---------- Record set ----------

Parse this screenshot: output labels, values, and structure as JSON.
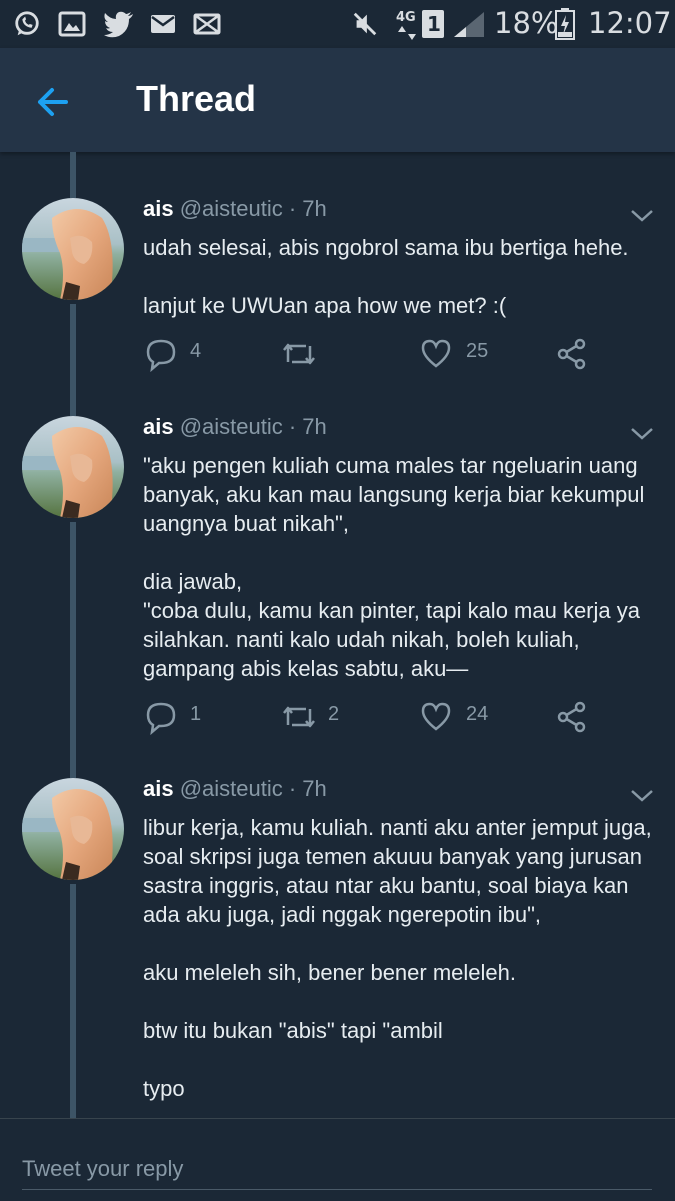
{
  "status_bar": {
    "network": "4G",
    "sim": "1",
    "battery": "18%",
    "time": "12:07",
    "notification_icons": [
      "whatsapp-icon",
      "gallery-icon",
      "twitter-icon",
      "mail-icon",
      "mail-icon"
    ]
  },
  "header": {
    "title": "Thread",
    "back_icon": "back-arrow-icon"
  },
  "tweets": [
    {
      "name": "ais",
      "handle": "@aisteutic · 7h",
      "text": "udah selesai, abis ngobrol sama ibu bertiga hehe.\n\nlanjut ke UWUan apa how we met? :(",
      "replies": "4",
      "retweets": "",
      "likes": "25"
    },
    {
      "name": "ais",
      "handle": "@aisteutic · 7h",
      "text": "\"aku pengen kuliah cuma males tar ngeluarin uang banyak, aku kan mau langsung kerja biar kekumpul uangnya buat nikah\",\n\ndia jawab,\n\"coba dulu, kamu kan pinter, tapi kalo mau kerja ya silahkan. nanti kalo udah nikah, boleh kuliah, gampang abis kelas sabtu, aku—",
      "replies": "1",
      "retweets": "2",
      "likes": "24"
    },
    {
      "name": "ais",
      "handle": "@aisteutic · 7h",
      "text": "libur kerja, kamu kuliah. nanti aku anter jemput juga, soal skripsi juga temen akuuu banyak yang jurusan sastra inggris, atau ntar aku bantu, soal biaya kan ada aku juga, jadi nggak ngerepotin ibu\",\n\naku meleleh sih, bener bener meleleh.\n\nbtw itu bukan \"abis\" tapi \"ambil\n\ntypo"
    }
  ],
  "reply": {
    "placeholder": "Tweet your reply"
  },
  "colors": {
    "background": "#1b2836",
    "header": "#243447",
    "accent": "#1da1f2",
    "secondary_text": "#8899a6"
  }
}
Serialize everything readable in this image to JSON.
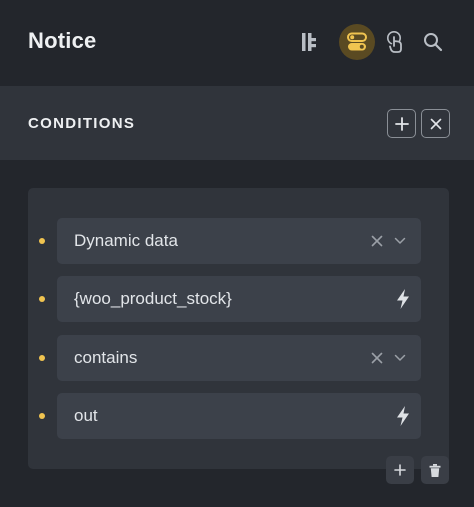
{
  "header": {
    "title": "Notice"
  },
  "conditions": {
    "title": "CONDITIONS",
    "rows": [
      {
        "value": "Dynamic data"
      },
      {
        "value": "{woo_product_stock}"
      },
      {
        "value": "contains"
      },
      {
        "value": "out"
      }
    ]
  },
  "colors": {
    "accent": "#f0c450",
    "background": "#23262c",
    "panel": "#30343b",
    "field": "#3c414a"
  }
}
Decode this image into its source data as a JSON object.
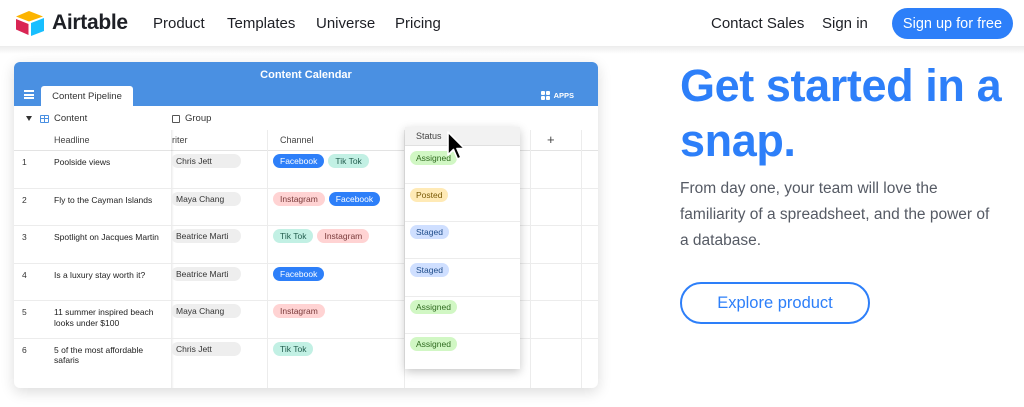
{
  "nav": {
    "brand": "Airtable",
    "links": [
      "Product",
      "Templates",
      "Universe",
      "Pricing"
    ],
    "contact_sales": "Contact Sales",
    "sign_in": "Sign in",
    "signup": "Sign up for free"
  },
  "app": {
    "title": "Content Calendar",
    "tab": "Content Pipeline",
    "apps_label": "APPS",
    "toolbar": {
      "view": "Content",
      "group": "Group"
    },
    "columns": {
      "headline": "Headline",
      "writer": "riter",
      "channel": "Channel",
      "status": "Status",
      "add": "+"
    },
    "rows": [
      {
        "num": "1",
        "headline": "Poolside views",
        "writer": "Chris Jett",
        "channels": [
          "Facebook",
          "Tik Tok"
        ],
        "status": "Assigned"
      },
      {
        "num": "2",
        "headline": "Fly to the Cayman Islands",
        "writer": "Maya Chang",
        "channels": [
          "Instagram",
          "Facebook"
        ],
        "status": "Posted"
      },
      {
        "num": "3",
        "headline": "Spotlight on Jacques Martin",
        "writer": "Beatrice Marti",
        "channels": [
          "Tik Tok",
          "Instagram"
        ],
        "status": "Staged"
      },
      {
        "num": "4",
        "headline": "Is a luxury stay worth it?",
        "writer": "Beatrice Marti",
        "channels": [
          "Facebook"
        ],
        "status": "Staged"
      },
      {
        "num": "5",
        "headline": "11 summer inspired beach looks under $100",
        "writer": "Maya Chang",
        "channels": [
          "Instagram"
        ],
        "status": "Assigned"
      },
      {
        "num": "6",
        "headline": "5 of the most affordable safaris",
        "writer": "Chris Jett",
        "channels": [
          "Tik Tok"
        ],
        "status": "Assigned"
      }
    ]
  },
  "hero": {
    "title": "Get started in a snap.",
    "body": "From day one, your team will love the familiarity of a spreadsheet, and the power of a database.",
    "cta": "Explore product"
  },
  "colors": {
    "brand_blue": "#2d7ff9",
    "app_header": "#4a90e2",
    "facebook": "#2d7ff9",
    "tiktok": "#c2f0e4",
    "instagram": "#ffd3d3",
    "assigned": "#d1f7c4",
    "posted": "#ffeab6",
    "staged": "#cfdfff"
  },
  "icons": [
    "airtable-logo-icon",
    "menu-icon",
    "apps-grid-icon",
    "grid-view-icon",
    "group-icon",
    "cursor-icon"
  ]
}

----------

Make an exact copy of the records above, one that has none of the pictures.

Parse this screenshot: output labels, values, and structure as JSON.
{
  "status_bar": {
    "network": "4G",
    "sim": "1",
    "battery": "18%",
    "time": "12:07",
    "notification_icons": [
      "whatsapp-icon",
      "gallery-icon",
      "twitter-icon",
      "mail-icon",
      "mail-icon"
    ]
  },
  "header": {
    "title": "Thread",
    "back_icon": "back-arrow-icon"
  },
  "tweets": [
    {
      "name": "ais",
      "handle": "@aisteutic · 7h",
      "text": "udah selesai, abis ngobrol sama ibu bertiga hehe.\n\nlanjut ke UWUan apa how we met? :(",
      "replies": "4",
      "retweets": "",
      "likes": "25"
    },
    {
      "name": "ais",
      "handle": "@aisteutic · 7h",
      "text": "\"aku pengen kuliah cuma males tar ngeluarin uang banyak, aku kan mau langsung kerja biar kekumpul uangnya buat nikah\",\n\ndia jawab,\n\"coba dulu, kamu kan pinter, tapi kalo mau kerja ya silahkan. nanti kalo udah nikah, boleh kuliah, gampang abis kelas sabtu, aku—",
      "replies": "1",
      "retweets": "2",
      "likes": "24"
    },
    {
      "name": "ais",
      "handle": "@aisteutic · 7h",
      "text": "libur kerja, kamu kuliah. nanti aku anter jemput juga, soal skripsi juga temen akuuu banyak yang jurusan sastra inggris, atau ntar aku bantu, soal biaya kan ada aku juga, jadi nggak ngerepotin ibu\",\n\naku meleleh sih, bener bener meleleh.\n\nbtw itu bukan \"abis\" tapi \"ambil\n\ntypo"
    }
  ],
  "reply": {
    "placeholder": "Tweet your reply"
  },
  "colors": {
    "background": "#1b2836",
    "header": "#243447",
    "accent": "#1da1f2",
    "secondary_text": "#8899a6"
  }
}
Serialize everything readable in this image to JSON.
{
  "header": {
    "title": "Notice"
  },
  "conditions": {
    "title": "CONDITIONS",
    "rows": [
      {
        "value": "Dynamic data"
      },
      {
        "value": "{woo_product_stock}"
      },
      {
        "value": "contains"
      },
      {
        "value": "out"
      }
    ]
  },
  "colors": {
    "accent": "#f0c450",
    "background": "#23262c",
    "panel": "#30343b",
    "field": "#3c414a"
  }
}
Decode this image into its source data as a JSON object.
{
  "nav": {
    "brand": "Airtable",
    "links": [
      "Product",
      "Templates",
      "Universe",
      "Pricing"
    ],
    "contact_sales": "Contact Sales",
    "sign_in": "Sign in",
    "signup": "Sign up for free"
  },
  "app": {
    "title": "Content Calendar",
    "tab": "Content Pipeline",
    "apps_label": "APPS",
    "toolbar": {
      "view": "Content",
      "group": "Group"
    },
    "columns": {
      "headline": "Headline",
      "writer": "riter",
      "channel": "Channel",
      "status": "Status",
      "add": "+"
    },
    "rows": [
      {
        "num": "1",
        "headline": "Poolside views",
        "writer": "Chris Jett",
        "channels": [
          "Facebook",
          "Tik Tok"
        ],
        "status": "Assigned"
      },
      {
        "num": "2",
        "headline": "Fly to the Cayman Islands",
        "writer": "Maya Chang",
        "channels": [
          "Instagram",
          "Facebook"
        ],
        "status": "Posted"
      },
      {
        "num": "3",
        "headline": "Spotlight on Jacques Martin",
        "writer": "Beatrice Marti",
        "channels": [
          "Tik Tok",
          "Instagram"
        ],
        "status": "Staged"
      },
      {
        "num": "4",
        "headline": "Is a luxury stay worth it?",
        "writer": "Beatrice Marti",
        "channels": [
          "Facebook"
        ],
        "status": "Staged"
      },
      {
        "num": "5",
        "headline": "11 summer inspired beach looks under $100",
        "writer": "Maya Chang",
        "channels": [
          "Instagram"
        ],
        "status": "Assigned"
      },
      {
        "num": "6",
        "headline": "5 of the most affordable safaris",
        "writer": "Chris Jett",
        "channels": [
          "Tik Tok"
        ],
        "status": "Assigned"
      }
    ]
  },
  "hero": {
    "title": "Get started in a snap.",
    "body": "From day one, your team will love the familiarity of a spreadsheet, and the power of a database.",
    "cta": "Explore product"
  },
  "colors": {
    "brand_blue": "#2d7ff9",
    "app_header": "#4a90e2",
    "facebook": "#2d7ff9",
    "tiktok": "#c2f0e4",
    "instagram": "#ffd3d3",
    "assigned": "#d1f7c4",
    "posted": "#ffeab6",
    "staged": "#cfdfff"
  },
  "icons": [
    "airtable-logo-icon",
    "menu-icon",
    "apps-grid-icon",
    "grid-view-icon",
    "group-icon",
    "cursor-icon"
  ]
}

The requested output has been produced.